India’s new government must press on with reforms while its central bank maintains a tight rein to finally throttle inflation. Fiscal spending may need to be cut further, but a sharpened current-account deficit gives a cushion against rates rising elsewhere.
A sharp rise in US interest rates would severely impact on growth across emerging Asia
Australia’s rebalancing has proceeded only gradually, hindered by a stubbornly high currency and 2013’s tight fiscal settings. However, growth, and a weaker exchange rate, may avert further rate cuts. But New Zealand needs rate hikes to quell rising inflation pressures and a frothy property market.
The Korean economy has pulled up in recent months too. Exports improved despite the weaker yen but faster US growth could have a more positive impact here than anywhere except Taiwan. However, China now matters more for both countries than the US, so their recovery should prove more muted than previously.
Indonesia’s growth is also expected to remain subdued by past standards and elections could finally produce more policy action. Politics will also dominate in Thailand, with gridlock weighing increasingly on growth. However, Malaysia and the Philippines appear more stable, even if growth is below the desired pace.
One trend over recent years has been the declining sensitivity of Asian exports to swings in Western demand. Caution is warranted about the common view that a vigorous recovery in the US and Europe could lift Asia out of its malaise.
But credit, as a proportion of GDP in Asia outside Japan, has soared from 80 to 110 per cent over the past decade. So while ten years ago, Asia was export, but not interest-rate dependent, the reverse is true now.

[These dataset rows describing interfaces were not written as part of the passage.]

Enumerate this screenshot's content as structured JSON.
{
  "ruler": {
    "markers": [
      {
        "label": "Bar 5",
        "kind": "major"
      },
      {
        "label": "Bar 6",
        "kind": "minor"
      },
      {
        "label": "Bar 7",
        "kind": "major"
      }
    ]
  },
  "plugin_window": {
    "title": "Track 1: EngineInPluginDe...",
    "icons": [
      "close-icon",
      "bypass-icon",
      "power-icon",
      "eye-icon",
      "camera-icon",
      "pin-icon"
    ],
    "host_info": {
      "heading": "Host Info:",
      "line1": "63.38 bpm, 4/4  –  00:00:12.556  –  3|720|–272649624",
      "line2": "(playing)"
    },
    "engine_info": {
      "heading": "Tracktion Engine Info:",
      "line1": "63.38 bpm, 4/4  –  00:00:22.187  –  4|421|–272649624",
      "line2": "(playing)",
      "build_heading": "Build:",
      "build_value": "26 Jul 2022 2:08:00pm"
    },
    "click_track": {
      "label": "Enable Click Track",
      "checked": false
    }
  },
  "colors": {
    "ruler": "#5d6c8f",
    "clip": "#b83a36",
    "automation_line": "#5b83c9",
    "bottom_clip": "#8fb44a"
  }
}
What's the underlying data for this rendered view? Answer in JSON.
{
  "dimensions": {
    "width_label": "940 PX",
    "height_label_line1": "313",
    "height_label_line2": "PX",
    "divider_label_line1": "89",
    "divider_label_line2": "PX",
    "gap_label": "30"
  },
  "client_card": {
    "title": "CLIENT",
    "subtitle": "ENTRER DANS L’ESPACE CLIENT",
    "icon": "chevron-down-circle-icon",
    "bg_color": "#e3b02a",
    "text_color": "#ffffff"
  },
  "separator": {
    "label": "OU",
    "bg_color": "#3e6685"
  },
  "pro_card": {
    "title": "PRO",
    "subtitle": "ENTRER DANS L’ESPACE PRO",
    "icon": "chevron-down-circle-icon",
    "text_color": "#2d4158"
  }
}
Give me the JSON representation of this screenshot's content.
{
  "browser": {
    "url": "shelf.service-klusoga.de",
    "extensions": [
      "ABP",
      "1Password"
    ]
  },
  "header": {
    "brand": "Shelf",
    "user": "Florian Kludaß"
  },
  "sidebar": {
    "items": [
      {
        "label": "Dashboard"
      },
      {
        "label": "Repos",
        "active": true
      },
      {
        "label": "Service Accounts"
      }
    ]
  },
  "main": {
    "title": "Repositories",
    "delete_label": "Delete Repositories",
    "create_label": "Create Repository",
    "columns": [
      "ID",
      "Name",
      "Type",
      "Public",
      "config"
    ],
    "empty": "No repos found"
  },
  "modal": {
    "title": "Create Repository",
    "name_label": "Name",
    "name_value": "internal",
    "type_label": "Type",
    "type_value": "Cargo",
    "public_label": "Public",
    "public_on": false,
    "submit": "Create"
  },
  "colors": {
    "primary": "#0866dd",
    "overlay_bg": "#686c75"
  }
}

A sharp rise in US interest rates would severely impact on growth across emerging Asia. But apart from the underlying resilience of financial systems, two other reasons provide hope for 2014.
First, the US is still struggling to reach ‘escape velocity’ so a sharp rise in dollar rates may yet be avoided. Second, liquidity generated by the Bank of Japan should spill increasingly into the rest of the region, offsetting gentle rises in interest rates elsewhere. The transmission of Japan’s monetary stimulus will come mostly through its banks’ lending across the region.
But interest rates will not remain low forever. Debt-driven growth in emerging Asia will sooner or later run out of steam. As leverage reaches its capacity, more rapid gains in productivity will be needed to sustain the region’s impressive run.
This requires structural reforms – stretching from better government spending (fewer subsidies and more infrastructure outside China), pruning state-owned enterprises’ privileges (in Malaysia and India as well as China), freer trade and investment (everywhere), greater local competition among firms (again, everywhere), improved education and more robust intellectual property regimes to accelerate technological advances (also everywhere), to financial liberalisation (especially in China and India).
This research was first published on 9 January 2014.